Changes to the Netherlands’ current recycling strategy – such as banning the export of some types of waste – would generate greater benefits for the environment, according to a new report by the government’s macro-economic think-tank CPB.
The researchers looked at three types of recyclable waste – paper, textiles and plastic – and said the biggest problem is the quality of the waste itself. ‘Low quality waste leads to downcycling into low value products, but the environmental benefit is higher if products can be recycled into products of similar value,’ the CPB said.
In particular, textile and paper is often of low quality and contaminated by other waste, the researchers said.
Exporting waste can also lead to environmental damage elsewhere if local rules are not as stringent as those in the Netherlands, the researchers said. Processing too can lead to damage to both the environment and health.
‘It is very likely that some of the plastics waste that we export is dumped,’ the researchers said. ‘The cost and legal implications of exporting waste to another country should be a point of concern.’
A system of deposits on plastics would also stimulate a reduction in littering, the researchers said. Returned plastic bottles and packaging would be high quality waste which would produce better quality recycled products than mixed plastics.
The government is poised to introduce deposits on small plastic bottles in an effort to reduce litter.
More should also be done to encourage consumers to recycle and to help them keep waste clean, the researchers said. Underground containers, for example, have led to lower quality textile waste because other rubbish is also dumped in them, the researchers point out.

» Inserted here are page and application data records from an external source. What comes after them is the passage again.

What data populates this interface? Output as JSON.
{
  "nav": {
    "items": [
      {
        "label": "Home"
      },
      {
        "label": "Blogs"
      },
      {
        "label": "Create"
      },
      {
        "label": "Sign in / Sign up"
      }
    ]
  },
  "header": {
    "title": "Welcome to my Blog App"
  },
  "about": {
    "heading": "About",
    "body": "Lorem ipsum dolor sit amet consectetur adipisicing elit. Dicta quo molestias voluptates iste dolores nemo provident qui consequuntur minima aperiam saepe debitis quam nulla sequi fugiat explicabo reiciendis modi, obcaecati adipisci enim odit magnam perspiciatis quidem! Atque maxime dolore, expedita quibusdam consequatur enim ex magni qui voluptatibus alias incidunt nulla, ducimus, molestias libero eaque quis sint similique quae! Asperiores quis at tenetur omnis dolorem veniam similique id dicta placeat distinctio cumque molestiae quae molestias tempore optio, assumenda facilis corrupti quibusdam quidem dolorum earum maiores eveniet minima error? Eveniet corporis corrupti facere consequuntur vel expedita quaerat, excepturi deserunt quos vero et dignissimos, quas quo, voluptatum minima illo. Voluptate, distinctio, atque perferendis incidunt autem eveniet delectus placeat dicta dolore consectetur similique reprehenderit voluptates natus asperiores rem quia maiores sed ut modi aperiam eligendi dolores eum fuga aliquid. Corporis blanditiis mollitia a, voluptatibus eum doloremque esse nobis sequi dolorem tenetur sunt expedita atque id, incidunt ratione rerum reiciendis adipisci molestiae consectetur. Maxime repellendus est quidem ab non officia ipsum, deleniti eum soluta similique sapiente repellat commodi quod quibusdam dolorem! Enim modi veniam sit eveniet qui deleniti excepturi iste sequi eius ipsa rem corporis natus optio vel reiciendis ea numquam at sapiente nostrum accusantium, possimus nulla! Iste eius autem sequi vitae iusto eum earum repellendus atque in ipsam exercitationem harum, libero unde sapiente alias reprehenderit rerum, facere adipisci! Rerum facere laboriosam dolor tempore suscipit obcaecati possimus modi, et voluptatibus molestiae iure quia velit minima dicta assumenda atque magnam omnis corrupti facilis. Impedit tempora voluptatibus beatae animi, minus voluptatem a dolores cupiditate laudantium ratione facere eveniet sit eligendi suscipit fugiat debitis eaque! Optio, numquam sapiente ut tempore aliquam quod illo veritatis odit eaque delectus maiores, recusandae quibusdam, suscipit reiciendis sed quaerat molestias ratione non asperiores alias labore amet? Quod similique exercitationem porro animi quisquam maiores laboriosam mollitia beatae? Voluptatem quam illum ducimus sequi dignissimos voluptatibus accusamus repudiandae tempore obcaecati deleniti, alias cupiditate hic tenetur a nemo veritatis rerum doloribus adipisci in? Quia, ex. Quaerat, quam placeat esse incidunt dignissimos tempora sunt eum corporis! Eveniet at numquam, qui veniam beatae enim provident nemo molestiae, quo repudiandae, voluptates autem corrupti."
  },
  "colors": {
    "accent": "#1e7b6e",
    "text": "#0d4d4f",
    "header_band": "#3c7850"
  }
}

Last week, the Volkskrant reported that just 71 out of 355 local authorities in the Netherlands are meeting targets on recycling waste.
The state has set a target of reducing the amount of non-recyclable waste to 100 kilos per person per year by 2020, but the average is currently 151 kilos, the paper said.